matter of technique for Padmini.} 41. Rhe4 Qd5 42. Kg1 Qa2 43. d5 Qxd5 44. Rb4
Nd7 45. Rd3 Qc6 46. Rc3 Qd5 47. Rd3 Qc6 48. Rc3 Qb6 49. Rc8+ Kh7 50. Rf4 Nf6
51. e3 e5 52. Rb4 Nd5 53. Rh4 Qe6 54. Rb8 Qc6 55. Rd8 Nf6 56. Rb4 e4 57. Kg2
Qc5 58. Rbd4 Qh5 59. Rd1 Ng4 60. Rh1 Qf5 61. Rd2 Qf3+ 62. Kg1 Ne5 63. Rd5 Nd3
64. Rh2 Qd1+ 65. Kg2 Ne1+ {Quite a depressing result for Zhao Xue who kept
complete control on the position and was better for most part of the game.
However, when it came to time pressure, Padmini held her nerves better and was
able to nicely trap her opponent!} 0-1

Tiebreak Rapid:

Results for remaining blitz games here.

Pairings for Round 03

In the past, we have published analysis from 12-year-old Nihal Sarin, 10-year-old Aditya Mittal and now 9-year-old Raahil Mullick.

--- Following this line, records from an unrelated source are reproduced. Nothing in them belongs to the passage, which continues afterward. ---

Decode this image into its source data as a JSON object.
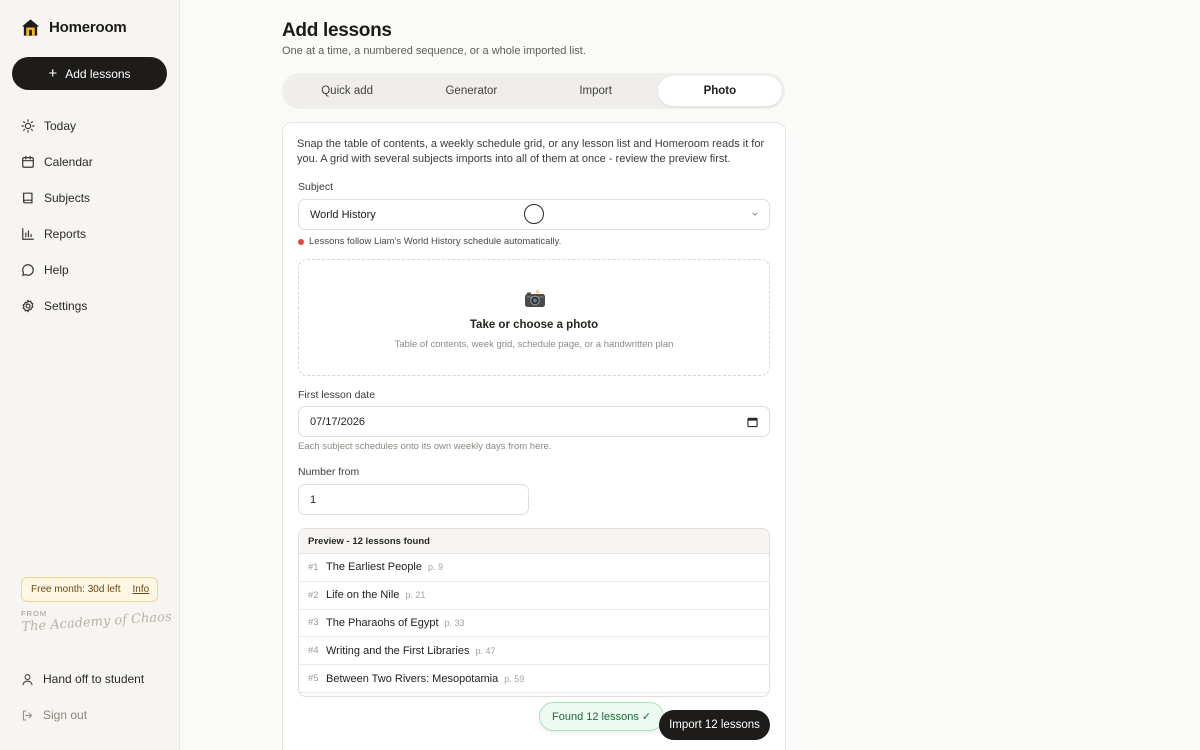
{
  "app": {
    "name": "Homeroom"
  },
  "sidebar": {
    "add_label": "Add lessons",
    "items": [
      {
        "label": "Today",
        "icon": "sun-icon"
      },
      {
        "label": "Calendar",
        "icon": "calendar-icon"
      },
      {
        "label": "Subjects",
        "icon": "book-icon"
      },
      {
        "label": "Reports",
        "icon": "bar-chart-icon"
      },
      {
        "label": "Help",
        "icon": "chat-bubble-icon"
      },
      {
        "label": "Settings",
        "icon": "gear-icon"
      }
    ],
    "trial": {
      "text": "Free month: 30d left",
      "link": "Info"
    },
    "from_label": "FROM",
    "signature": "The Academy of Chaos",
    "handoff": "Hand off to student",
    "signout": "Sign out"
  },
  "page": {
    "title": "Add lessons",
    "subtitle": "One at a time, a numbered sequence, or a whole imported list."
  },
  "tabs": [
    {
      "label": "Quick add",
      "active": false
    },
    {
      "label": "Generator",
      "active": false
    },
    {
      "label": "Import",
      "active": false
    },
    {
      "label": "Photo",
      "active": true
    }
  ],
  "form": {
    "intro": "Snap the table of contents, a weekly schedule grid, or any lesson list and Homeroom reads it for you. A grid with several subjects imports into all of them at once - review the preview first.",
    "subject_label": "Subject",
    "subject_value": "World History",
    "subject_hint": "Lessons follow Liam's World History schedule automatically.",
    "photo_title": "Take or choose a photo",
    "photo_sub": "Table of contents, week grid, schedule page, or a handwritten plan",
    "date_label": "First lesson date",
    "date_value": "07/17/2026",
    "date_note": "Each subject schedules onto its own weekly days from here.",
    "number_label": "Number from",
    "number_value": "1"
  },
  "preview": {
    "header": "Preview - 12 lessons found",
    "rows": [
      {
        "num": "#1",
        "name": "The Earliest People",
        "page": "p. 9"
      },
      {
        "num": "#2",
        "name": "Life on the Nile",
        "page": "p. 21"
      },
      {
        "num": "#3",
        "name": "The Pharaohs of Egypt",
        "page": "p. 33"
      },
      {
        "num": "#4",
        "name": "Writing and the First Libraries",
        "page": "p. 47"
      },
      {
        "num": "#5",
        "name": "Between Two Rivers: Mesopotamia",
        "page": "p. 59"
      }
    ]
  },
  "toast": "Found 12 lessons ✓",
  "import_label": "Import 12 lessons",
  "colors": {
    "accent": "#1d1c1a",
    "success_bg": "#ecfaf1",
    "success_text": "#1f6b3c",
    "warning_bg": "#fdf6e3"
  }
}
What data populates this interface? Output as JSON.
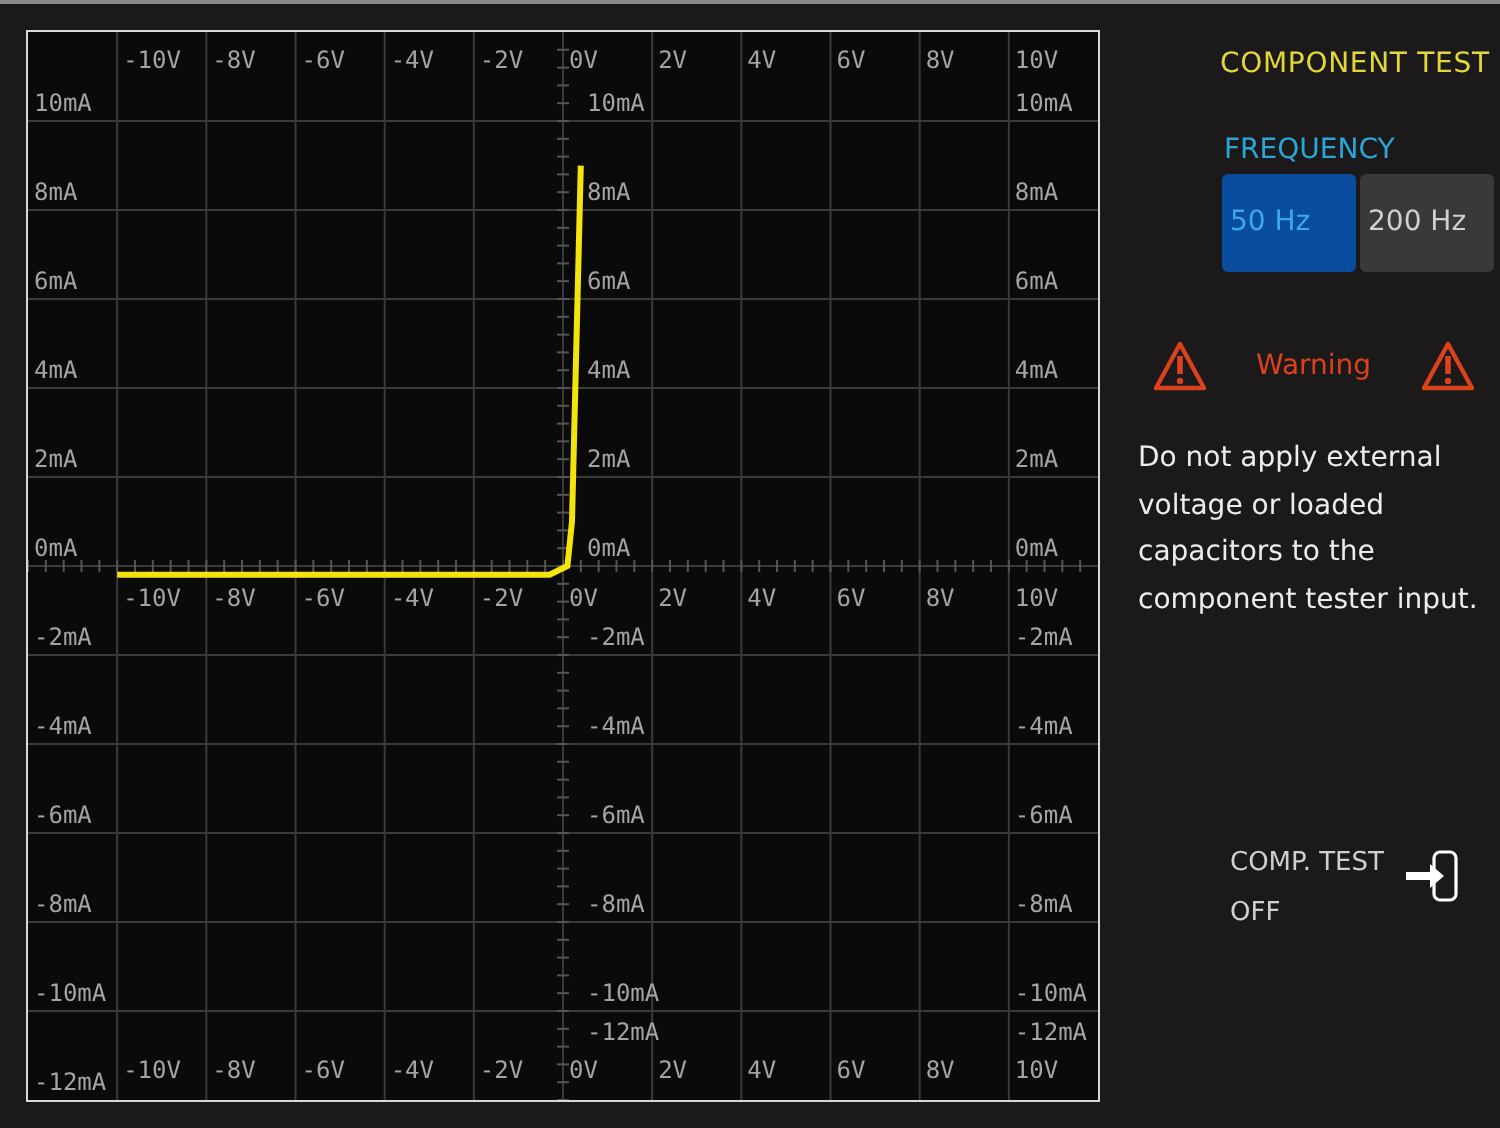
{
  "plot": {
    "x_labels_top": [
      "-10V",
      "-8V",
      "-6V",
      "-4V",
      "-2V",
      "0V",
      "2V",
      "4V",
      "6V",
      "8V",
      "10V"
    ],
    "x_labels_middle": [
      "-10V",
      "-8V",
      "-6V",
      "-4V",
      "-2V",
      "0V",
      "2V",
      "4V",
      "6V",
      "8V",
      "10V"
    ],
    "x_labels_bottom": [
      "-10V",
      "-8V",
      "-6V",
      "-4V",
      "-2V",
      "0V",
      "2V",
      "4V",
      "6V",
      "8V",
      "10V"
    ],
    "y_labels_left": [
      "10mA",
      "8mA",
      "6mA",
      "4mA",
      "2mA",
      "0mA",
      "-2mA",
      "-4mA",
      "-6mA",
      "-8mA",
      "-10mA",
      "-12mA"
    ],
    "y_labels_center": [
      "10mA",
      "8mA",
      "6mA",
      "4mA",
      "2mA",
      "0mA",
      "-2mA",
      "-4mA",
      "-6mA",
      "-8mA",
      "-10mA",
      "-12mA"
    ],
    "y_labels_right": [
      "10mA",
      "8mA",
      "6mA",
      "4mA",
      "2mA",
      "0mA",
      "-2mA",
      "-4mA",
      "-6mA",
      "-8mA",
      "-10mA",
      "-12mA"
    ]
  },
  "panel": {
    "title": "COMPONENT TEST",
    "frequency": {
      "label": "FREQUENCY",
      "options": [
        {
          "label": "50 Hz",
          "selected": true
        },
        {
          "label": "200 Hz",
          "selected": false
        }
      ]
    },
    "warning": {
      "title": "Warning",
      "message": "Do not apply external voltage or loaded capacitors to the component tester input."
    },
    "soft_key": {
      "line1": "COMP. TEST",
      "line2": "OFF"
    }
  }
}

If you have analyzed something interesting and would like to share it with the world, send it to 

Also Read:

  1. Tehran WWC 2.2: Harika and Padmini to fight tiebreakers
  2. The 7-year-old chess prodigy CM Kush Bhagat
  3. Circa 2009: Vishy's Best Memories

Contact Us